● **Problem to work on**
The complete listing goes into the output exactly, without its pictures.

● **Given records**
======
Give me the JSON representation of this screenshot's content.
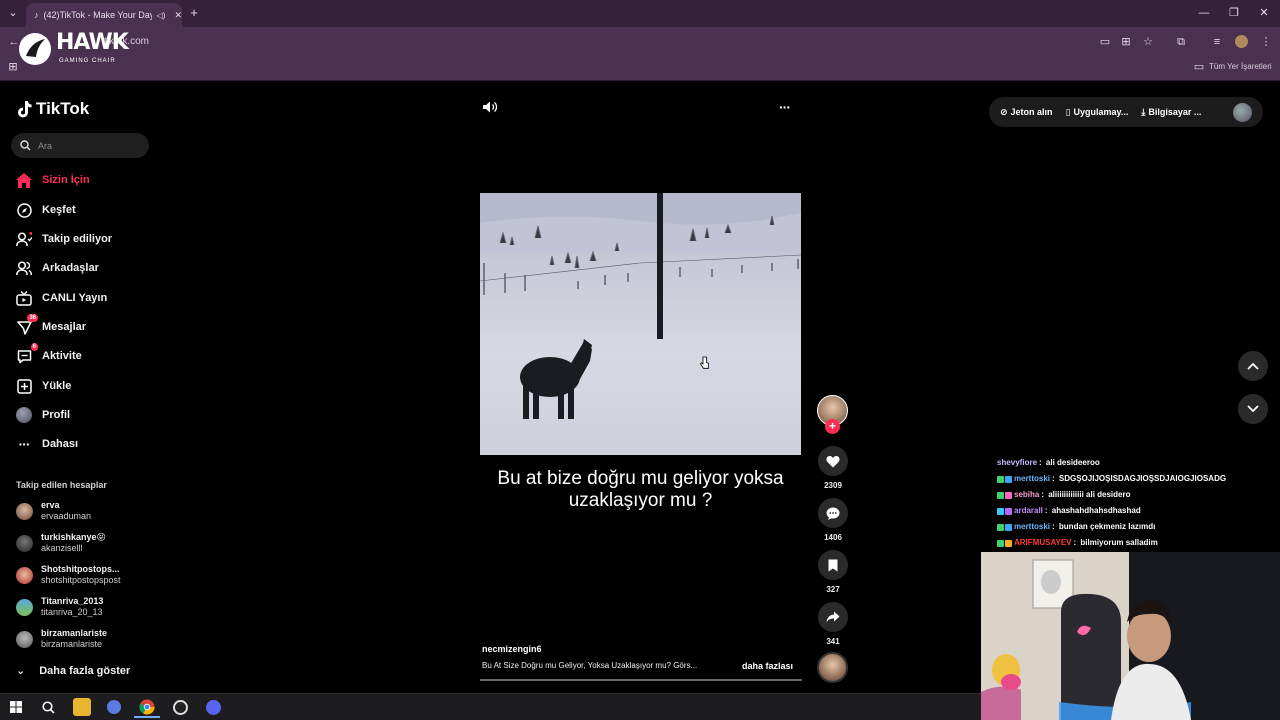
{
  "browser": {
    "tab_title": "(42)TikTok - Make Your Day",
    "url": "tiktok.com",
    "bookmarks_label": "Tüm Yer İşaretleri",
    "overlay_logo": {
      "title": "HAWK",
      "subtitle": "GAMING CHAIR"
    }
  },
  "brand": {
    "name": "TikTok",
    "accent": "#fe2c55"
  },
  "search": {
    "placeholder": "Ara"
  },
  "sidebar": {
    "items": [
      {
        "label": "Sizin İçin",
        "icon": "home-icon",
        "active": true
      },
      {
        "label": "Keşfet",
        "icon": "compass-icon"
      },
      {
        "label": "Takip ediliyor",
        "icon": "following-icon"
      },
      {
        "label": "Arkadaşlar",
        "icon": "friends-icon"
      },
      {
        "label": "CANLI Yayın",
        "icon": "live-icon"
      },
      {
        "label": "Mesajlar",
        "icon": "messages-icon",
        "badge": "36"
      },
      {
        "label": "Aktivite",
        "icon": "activity-icon",
        "badge": "6"
      },
      {
        "label": "Yükle",
        "icon": "upload-icon"
      },
      {
        "label": "Profil",
        "icon": "profile-avatar"
      },
      {
        "label": "Dahası",
        "icon": "more-icon"
      }
    ],
    "following_header": "Takip edilen hesaplar",
    "accounts": [
      {
        "name": "erva",
        "handle": "ervaaduman"
      },
      {
        "name": "turkishkanye😝",
        "handle": "akanziselll"
      },
      {
        "name": "Shotshitpostops...",
        "handle": "shotshitpostopspost"
      },
      {
        "name": "Titanriva_2013",
        "handle": "titanriva_20_13"
      },
      {
        "name": "birzamanlariste",
        "handle": "birzamanlariste"
      }
    ],
    "show_more": "Daha fazla göster"
  },
  "top_actions": {
    "coins": "Jeton alın",
    "app": "Uygulamay...",
    "desktop": "Bilgisayar ..."
  },
  "video": {
    "caption": "Bu at bize  doğru mu geliyor yoksa uzaklaşıyor mu ?",
    "author": "necmizengin6",
    "description": "Bu At Size Doğru mu Geliyor, Yoksa Uzaklaşıyor mu? Görs...",
    "more": "daha fazlası",
    "likes": "2309",
    "comments": "1406",
    "saves": "327",
    "shares": "341"
  },
  "chat": [
    {
      "user": "shevyfiore",
      "msg": "ali desideeroo",
      "color": "#c8b8ff"
    },
    {
      "user": "merttoski",
      "msg": "SDGŞOJIJOŞISDAGJIOŞSDJAIOGJIOSADG",
      "color": "#6ab7ff"
    },
    {
      "user": "sebiha",
      "msg": "aliiiiiiiiiiiii ali desidero",
      "color": "#ff9ad8"
    },
    {
      "user": "ardarall",
      "msg": "ahashahdhahsdhashad",
      "color": "#c48cff"
    },
    {
      "user": "merttoski",
      "msg": "bundan çekmeniz lazımdı",
      "color": "#6ab7ff"
    },
    {
      "user": "ARIFMUSAYEV",
      "msg": "bilmiyorum salladim",
      "color": "#ff3b3b"
    }
  ]
}
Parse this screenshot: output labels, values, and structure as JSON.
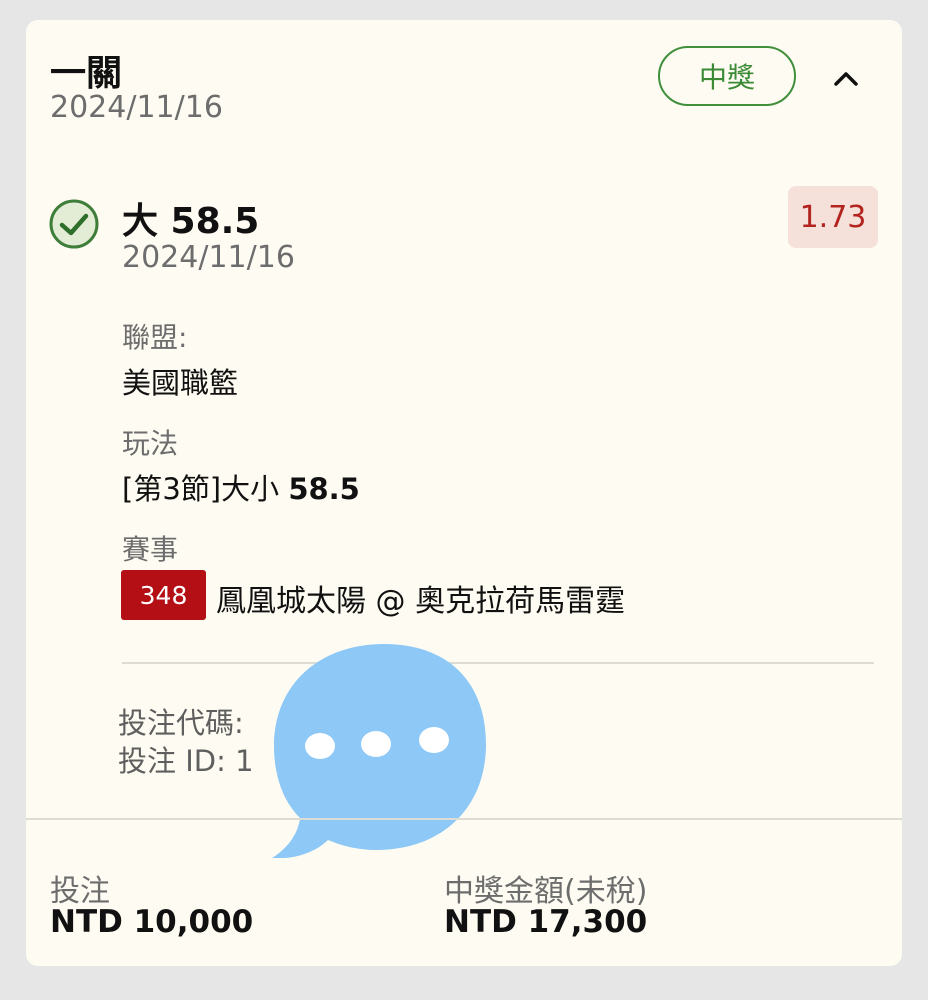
{
  "ticket": {
    "bet_type": "一關",
    "date": "2024/11/16",
    "status": "中獎",
    "status_color": "#3a8a36"
  },
  "selection": {
    "pick": "大 58.5",
    "date": "2024/11/16",
    "odds": "1.73",
    "odds_color": "#b3231f",
    "result_icon": "check-circle-icon"
  },
  "details": {
    "league_label": "聯盟:",
    "league_value": "美國職籃",
    "market_label": "玩法",
    "market_prefix": "[第3節]大小",
    "market_line": "58.5",
    "event_label": "賽事",
    "event_id": "348",
    "event_name": "鳳凰城太陽 @ 奧克拉荷馬雷霆"
  },
  "meta": {
    "bet_code": "投注代碼:",
    "bet_id": "投注 ID: 1"
  },
  "footer": {
    "stake_label": "投注",
    "stake_value": "NTD 10,000",
    "payout_label": "中獎金額(未稅)",
    "payout_value": "NTD 17,300"
  },
  "overlay": {
    "icon": "chat-bubble-icon",
    "color": "#8ec8f6"
  }
}
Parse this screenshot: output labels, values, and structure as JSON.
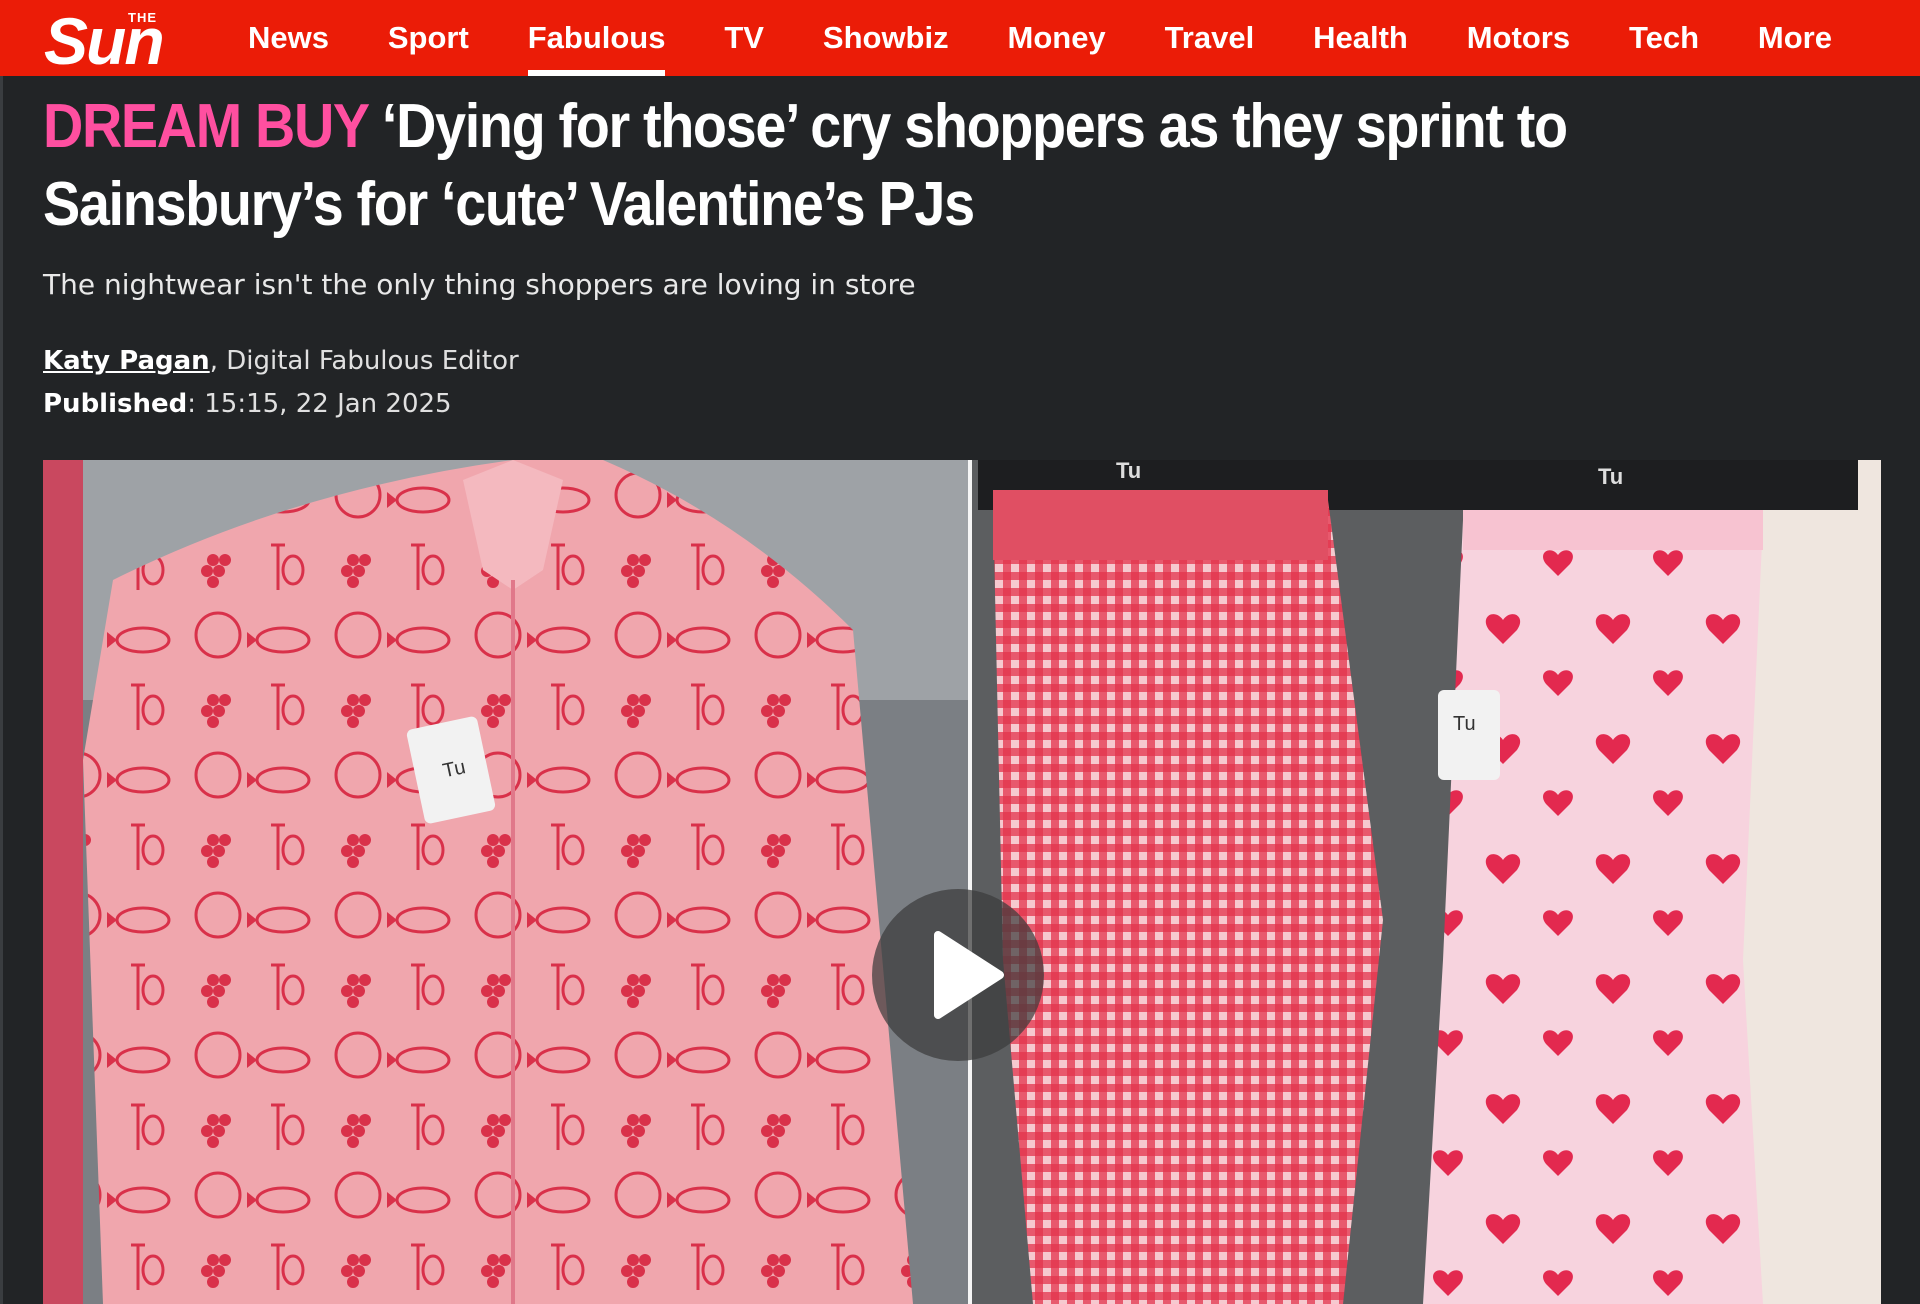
{
  "nav": {
    "logo_small": "THE",
    "logo_main": "Sun",
    "items": [
      {
        "label": "News"
      },
      {
        "label": "Sport"
      },
      {
        "label": "Fabulous",
        "active": true
      },
      {
        "label": "TV"
      },
      {
        "label": "Showbiz"
      },
      {
        "label": "Money"
      },
      {
        "label": "Travel"
      },
      {
        "label": "Health"
      },
      {
        "label": "Motors"
      },
      {
        "label": "Tech"
      },
      {
        "label": "More"
      }
    ]
  },
  "article": {
    "kicker": "DREAM BUY",
    "headline": "‘Dying for those’ cry shoppers as they sprint to Sainsbury’s for ‘cute’ Valentine’s PJs",
    "standfirst": "The nightwear isn't the only thing shoppers are loving in store",
    "author": "Katy Pagan",
    "author_role": ", Digital Fabulous Editor",
    "published_label": "Published",
    "published_value": ": 15:15, 22 Jan 2025"
  },
  "media": {
    "tag_text_left": "Tu",
    "hanger_text_mid": "Tu",
    "hanger_text_right": "Tu",
    "tag_text_right": "Tu",
    "play_icon": "play-icon"
  },
  "colors": {
    "nav_red": "#eb1c07",
    "page_bg": "#222426",
    "kicker_pink": "#ff4fa0"
  }
}
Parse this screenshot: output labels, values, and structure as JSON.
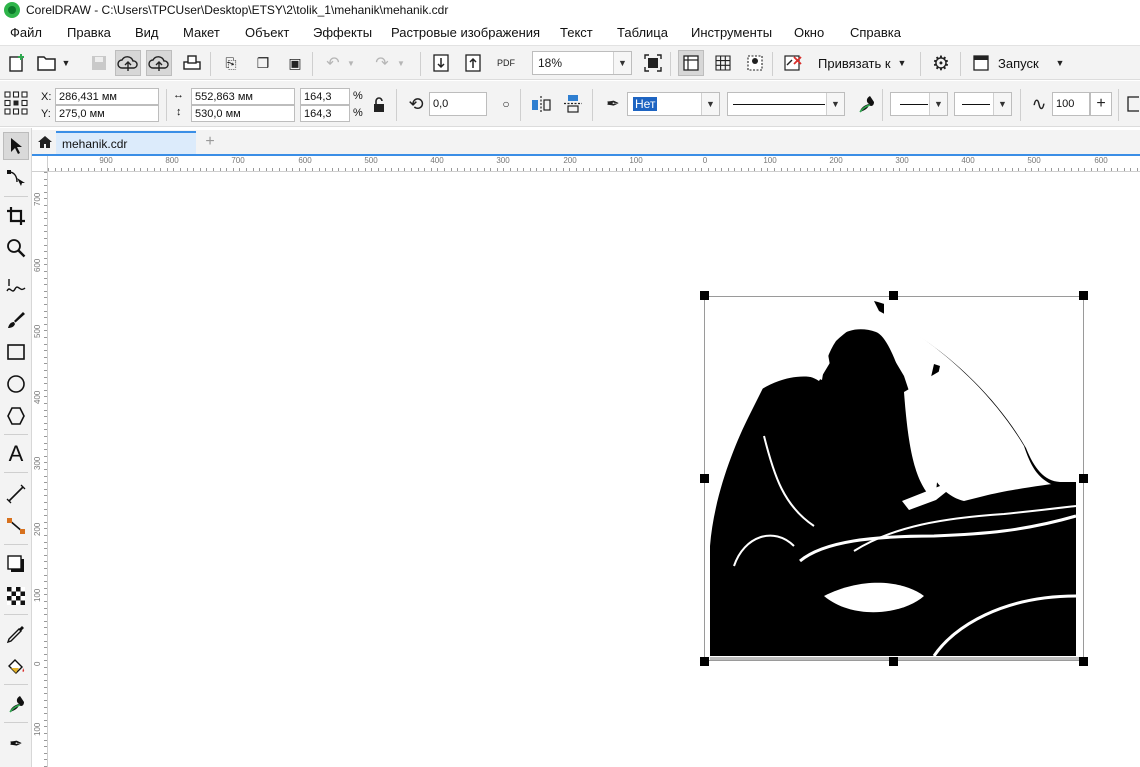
{
  "window": {
    "title": "CorelDRAW - C:\\Users\\TPCUser\\Desktop\\ETSY\\2\\tolik_1\\mehanik\\mehanik.cdr"
  },
  "menu": [
    "Файл",
    "Правка",
    "Вид",
    "Макет",
    "Объект",
    "Эффекты",
    "Растровые изображения",
    "Текст",
    "Таблица",
    "Инструменты",
    "Окно",
    "Справка"
  ],
  "standard_toolbar": {
    "zoom_value": "18%",
    "snap_label": "Привязать к",
    "launch_label": "Запуск",
    "pdf_label": "PDF"
  },
  "property_bar": {
    "x_label": "X:",
    "x_value": "286,431 мм",
    "y_label": "Y:",
    "y_value": "275,0 мм",
    "width_value": "552,863 мм",
    "height_value": "530,0 мм",
    "scale_x": "164,3",
    "scale_y": "164,3",
    "percent": "%",
    "rotation": "0,0",
    "outline_width": "Нет",
    "smoothing": "100"
  },
  "document": {
    "tab_name": "mehanik.cdr"
  },
  "ruler": {
    "h_labels": [
      "900",
      "800",
      "700",
      "600",
      "500",
      "400",
      "300",
      "200",
      "100",
      "0",
      "100",
      "200",
      "300",
      "400",
      "500",
      "600"
    ],
    "v_labels": [
      "700",
      "600",
      "500",
      "400",
      "300",
      "200",
      "100",
      "0",
      "100"
    ]
  },
  "icons": {
    "colors": {
      "accent": "#3a8ee6",
      "app_green": "#2fb54a",
      "selection": "#000000"
    }
  }
}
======
● **Completed task**
Give me the JSON representation of this screenshot's content.
{
  "browser": {
    "tab_title": "(42)TikTok - Make Your Day",
    "url": "tiktok.com",
    "bookmarks_label": "Tüm Yer İşaretleri",
    "overlay_logo": {
      "title": "HAWK",
      "subtitle": "GAMING CHAIR"
    }
  },
  "brand": {
    "name": "TikTok",
    "accent": "#fe2c55"
  },
  "search": {
    "placeholder": "Ara"
  },
  "sidebar": {
    "items": [
      {
        "label": "Sizin İçin",
        "icon": "home-icon",
        "active": true
      },
      {
        "label": "Keşfet",
        "icon": "compass-icon"
      },
      {
        "label": "Takip ediliyor",
        "icon": "following-icon"
      },
      {
        "label": "Arkadaşlar",
        "icon": "friends-icon"
      },
      {
        "label": "CANLI Yayın",
        "icon": "live-icon"
      },
      {
        "label": "Mesajlar",
        "icon": "messages-icon",
        "badge": "36"
      },
      {
        "label": "Aktivite",
        "icon": "activity-icon",
        "badge": "6"
      },
      {
        "label": "Yükle",
        "icon": "upload-icon"
      },
      {
        "label": "Profil",
        "icon": "profile-avatar"
      },
      {
        "label": "Dahası",
        "icon": "more-icon"
      }
    ],
    "following_header": "Takip edilen hesaplar",
    "accounts": [
      {
        "name": "erva",
        "handle": "ervaaduman"
      },
      {
        "name": "turkishkanye😝",
        "handle": "akanziselll"
      },
      {
        "name": "Shotshitpostops...",
        "handle": "shotshitpostopspost"
      },
      {
        "name": "Titanriva_2013",
        "handle": "titanriva_20_13"
      },
      {
        "name": "birzamanlariste",
        "handle": "birzamanlariste"
      }
    ],
    "show_more": "Daha fazla göster"
  },
  "top_actions": {
    "coins": "Jeton alın",
    "app": "Uygulamay...",
    "desktop": "Bilgisayar ..."
  },
  "video": {
    "caption": "Bu at bize  doğru mu geliyor yoksa uzaklaşıyor mu ?",
    "author": "necmizengin6",
    "description": "Bu At Size Doğru mu Geliyor, Yoksa Uzaklaşıyor mu? Görs...",
    "more": "daha fazlası",
    "likes": "2309",
    "comments": "1406",
    "saves": "327",
    "shares": "341"
  },
  "chat": [
    {
      "user": "shevyfiore",
      "msg": "ali desideeroo",
      "color": "#c8b8ff"
    },
    {
      "user": "merttoski",
      "msg": "SDGŞOJIJOŞISDAGJIOŞSDJAIOGJIOSADG",
      "color": "#6ab7ff"
    },
    {
      "user": "sebiha",
      "msg": "aliiiiiiiiiiiii ali desidero",
      "color": "#ff9ad8"
    },
    {
      "user": "ardarall",
      "msg": "ahashahdhahsdhashad",
      "color": "#c48cff"
    },
    {
      "user": "merttoski",
      "msg": "bundan çekmeniz lazımdı",
      "color": "#6ab7ff"
    },
    {
      "user": "ARIFMUSAYEV",
      "msg": "bilmiyorum salladim",
      "color": "#ff3b3b"
    }
  ]
}
Parse this screenshot: output labels, values, and structure as JSON.
{
  "ticket": {
    "bet_type": "一關",
    "date": "2024/11/16",
    "status": "中獎",
    "status_color": "#3a8a36"
  },
  "selection": {
    "pick": "大 58.5",
    "date": "2024/11/16",
    "odds": "1.73",
    "odds_color": "#b3231f",
    "result_icon": "check-circle-icon"
  },
  "details": {
    "league_label": "聯盟:",
    "league_value": "美國職籃",
    "market_label": "玩法",
    "market_prefix": "[第3節]大小",
    "market_line": "58.5",
    "event_label": "賽事",
    "event_id": "348",
    "event_name": "鳳凰城太陽 @ 奧克拉荷馬雷霆"
  },
  "meta": {
    "bet_code": "投注代碼:",
    "bet_id": "投注 ID: 1"
  },
  "footer": {
    "stake_label": "投注",
    "stake_value": "NTD 10,000",
    "payout_label": "中獎金額(未稅)",
    "payout_value": "NTD 17,300"
  },
  "overlay": {
    "icon": "chat-bubble-icon",
    "color": "#8ec8f6"
  }
}
Parse this screenshot: output labels, values, and structure as JSON.
{
  "nav": {
    "logo_small": "THE",
    "logo_main": "Sun",
    "items": [
      {
        "label": "News"
      },
      {
        "label": "Sport"
      },
      {
        "label": "Fabulous",
        "active": true
      },
      {
        "label": "TV"
      },
      {
        "label": "Showbiz"
      },
      {
        "label": "Money"
      },
      {
        "label": "Travel"
      },
      {
        "label": "Health"
      },
      {
        "label": "Motors"
      },
      {
        "label": "Tech"
      },
      {
        "label": "More"
      }
    ]
  },
  "article": {
    "kicker": "DREAM BUY",
    "headline": "‘Dying for those’ cry shoppers as they sprint to Sainsbury’s for ‘cute’ Valentine’s PJs",
    "standfirst": "The nightwear isn't the only thing shoppers are loving in store",
    "author": "Katy Pagan",
    "author_role": ", Digital Fabulous Editor",
    "published_label": "Published",
    "published_value": ": 15:15, 22 Jan 2025"
  },
  "media": {
    "tag_text_left": "Tu",
    "hanger_text_mid": "Tu",
    "hanger_text_right": "Tu",
    "tag_text_right": "Tu",
    "play_icon": "play-icon"
  },
  "colors": {
    "nav_red": "#eb1c07",
    "page_bg": "#222426",
    "kicker_pink": "#ff4fa0"
  }
}
Parse this screenshot: output labels, values, and structure as JSON.
{
  "window": {
    "title": "CorelDRAW - C:\\Users\\TPCUser\\Desktop\\ETSY\\2\\tolik_1\\mehanik\\mehanik.cdr"
  },
  "menu": [
    "Файл",
    "Правка",
    "Вид",
    "Макет",
    "Объект",
    "Эффекты",
    "Растровые изображения",
    "Текст",
    "Таблица",
    "Инструменты",
    "Окно",
    "Справка"
  ],
  "standard_toolbar": {
    "zoom_value": "18%",
    "snap_label": "Привязать к",
    "launch_label": "Запуск",
    "pdf_label": "PDF"
  },
  "property_bar": {
    "x_label": "X:",
    "x_value": "286,431 мм",
    "y_label": "Y:",
    "y_value": "275,0 мм",
    "width_value": "552,863 мм",
    "height_value": "530,0 мм",
    "scale_x": "164,3",
    "scale_y": "164,3",
    "percent": "%",
    "rotation": "0,0",
    "outline_width": "Нет",
    "smoothing": "100"
  },
  "document": {
    "tab_name": "mehanik.cdr"
  },
  "ruler": {
    "h_labels": [
      "900",
      "800",
      "700",
      "600",
      "500",
      "400",
      "300",
      "200",
      "100",
      "0",
      "100",
      "200",
      "300",
      "400",
      "500",
      "600"
    ],
    "v_labels": [
      "700",
      "600",
      "500",
      "400",
      "300",
      "200",
      "100",
      "0",
      "100"
    ]
  },
  "icons": {
    "colors": {
      "accent": "#3a8ee6",
      "app_green": "#2fb54a",
      "selection": "#000000"
    }
  }
}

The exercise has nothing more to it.